After a full investigation, the CDC traced the infection source back to the breast pump and parts. The way the breast pump equipment was cared for may have allowed bacteria to grow. The CDC reported that the girl’s mother typically soaked the collection kit from her personal breast pump in soapy water in a wash basin for ≤5 hours without scrubbing or sanitizing. She then rinsed, air-dried, and stored the kit in a plastic zip-top bag until the next use. It’s possible how she cared for the pump allowed for bacteria to grow and be transferred to the baby. Because the baby was young and born prematurely, the baby was at greater risk for infection that most full-term older infants.
In response to the investigation, we reviewed existing resources for women about how to pump breast milk safely, but found little guidance that was detailed and based on the best available science,” Dr. Anna Bowen, a CDC medical officer, told Parents. “As a result, CDC developed its own guidance.”
New CDC Breast Pump Cleaning Guidelines:
- Clean your pump parts after every use. Don’t skip a single feeding. I know it’s yet another step in the long process of breastfeeding and pumping, but it’s crucial. Annoying add but the recommendations are based in experts evaluating risks.
- Wash your hands before touching your pump parts or pumped milk.
- Key: keep a separate wash basin for the parts, the CDC doesn’t recommend you use the kitchen sink to clean pump supplies as the sink may house germs and bacteria from other food prep.
- Have a dedicated cleaning brush for your pump and parts. Clean that brush every few days. Don’t re-use the sponge you use to scrub food off your plates and dishes.
- Use running water and soap to clean breast pump parts that come in contact with breast milk.
- Then let each piece and part air dry.
- For extra cleanliness you can boil or steam the parts to sanitize in either a microwavable steamer or use the sanitize cycle in the dishwasher (HOT water). You can use the sanitizing bags that you use in the microwave or you can bring a pot of water to a boil and boil parts in the bubbling water for 5 minutes.
Bottom Line: this news isn’t meant to scare or drive moms away from breastfeeding and pumping. We know the many benefits of breastfeeding for both mom and baby (see below). This is just a reminder to be diligent when cleaning and sanitizing your breast pump. Read More »

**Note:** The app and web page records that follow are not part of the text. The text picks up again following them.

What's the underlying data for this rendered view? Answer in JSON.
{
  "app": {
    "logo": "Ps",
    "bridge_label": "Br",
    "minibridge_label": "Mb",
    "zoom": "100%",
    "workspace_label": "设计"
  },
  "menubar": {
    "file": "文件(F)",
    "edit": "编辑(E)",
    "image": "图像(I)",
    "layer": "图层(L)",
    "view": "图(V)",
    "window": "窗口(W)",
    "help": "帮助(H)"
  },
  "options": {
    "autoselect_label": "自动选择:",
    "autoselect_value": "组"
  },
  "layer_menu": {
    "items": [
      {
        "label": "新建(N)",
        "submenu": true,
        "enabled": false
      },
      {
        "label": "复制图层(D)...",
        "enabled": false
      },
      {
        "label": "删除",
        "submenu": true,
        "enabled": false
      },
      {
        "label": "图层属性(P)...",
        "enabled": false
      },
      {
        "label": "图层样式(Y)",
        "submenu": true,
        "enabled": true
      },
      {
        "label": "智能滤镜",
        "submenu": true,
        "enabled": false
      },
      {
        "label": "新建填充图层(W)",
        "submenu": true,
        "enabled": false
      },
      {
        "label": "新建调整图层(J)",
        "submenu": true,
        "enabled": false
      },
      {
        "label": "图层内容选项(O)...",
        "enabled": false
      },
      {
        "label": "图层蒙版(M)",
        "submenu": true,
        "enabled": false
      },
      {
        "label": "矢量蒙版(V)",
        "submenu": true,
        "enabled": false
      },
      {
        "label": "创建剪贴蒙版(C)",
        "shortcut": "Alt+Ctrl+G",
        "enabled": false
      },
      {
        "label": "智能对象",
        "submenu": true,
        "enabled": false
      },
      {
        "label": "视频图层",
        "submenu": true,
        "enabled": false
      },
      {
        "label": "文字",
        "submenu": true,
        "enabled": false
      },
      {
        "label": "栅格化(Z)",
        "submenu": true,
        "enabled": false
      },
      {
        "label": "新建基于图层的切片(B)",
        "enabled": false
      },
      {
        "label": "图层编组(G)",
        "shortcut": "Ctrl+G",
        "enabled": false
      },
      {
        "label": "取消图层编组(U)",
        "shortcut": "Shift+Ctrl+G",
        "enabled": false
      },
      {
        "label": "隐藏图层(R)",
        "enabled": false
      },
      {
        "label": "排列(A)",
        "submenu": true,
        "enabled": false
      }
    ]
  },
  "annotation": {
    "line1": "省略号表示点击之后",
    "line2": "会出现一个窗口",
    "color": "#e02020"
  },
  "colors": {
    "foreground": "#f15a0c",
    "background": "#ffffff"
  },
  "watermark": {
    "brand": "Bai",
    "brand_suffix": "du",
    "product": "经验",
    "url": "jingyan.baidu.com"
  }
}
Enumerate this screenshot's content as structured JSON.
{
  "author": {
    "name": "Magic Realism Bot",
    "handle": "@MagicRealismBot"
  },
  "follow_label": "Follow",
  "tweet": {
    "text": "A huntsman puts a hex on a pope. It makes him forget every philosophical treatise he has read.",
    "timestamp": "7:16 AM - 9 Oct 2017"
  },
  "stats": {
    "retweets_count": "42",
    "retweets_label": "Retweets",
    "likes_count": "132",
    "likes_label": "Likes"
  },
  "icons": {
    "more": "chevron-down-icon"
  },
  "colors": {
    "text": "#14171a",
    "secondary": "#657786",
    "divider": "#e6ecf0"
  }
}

It’s July so we’re officially in summertime, thank goodness. My prescription: warm and outdoor adventures for us all! Obviously if we take the Rx seriously, we’ll all be more likely to get bit. When it comes to bug bites, the most important thing to know for your child (and yourself) is how they will react. Some children get bit all over and hardly react while others will have enormous, and tremendously ITCHY welts all over their body. There truly are children who are mosquito-bite sensitive and children who are not. Some get bit and hardly react while others of us end up with welts in minutes.
In general, bug bites cause a mild irritation to the skin. However, sometimes a more allergic reaction results and persists, even for days causing real discomfort. In these scenarios, it’s safe to use anti-allergy medications (diphenhydramine, etc) for itchiness from bites. It’s also safe to use over-the-counter (OTC) hydrocortisone cream or ointment on bites that aren’t scratched open or raw.
Some tips on how you can help keep your children bug bite free or help them when they do get bit: Read More »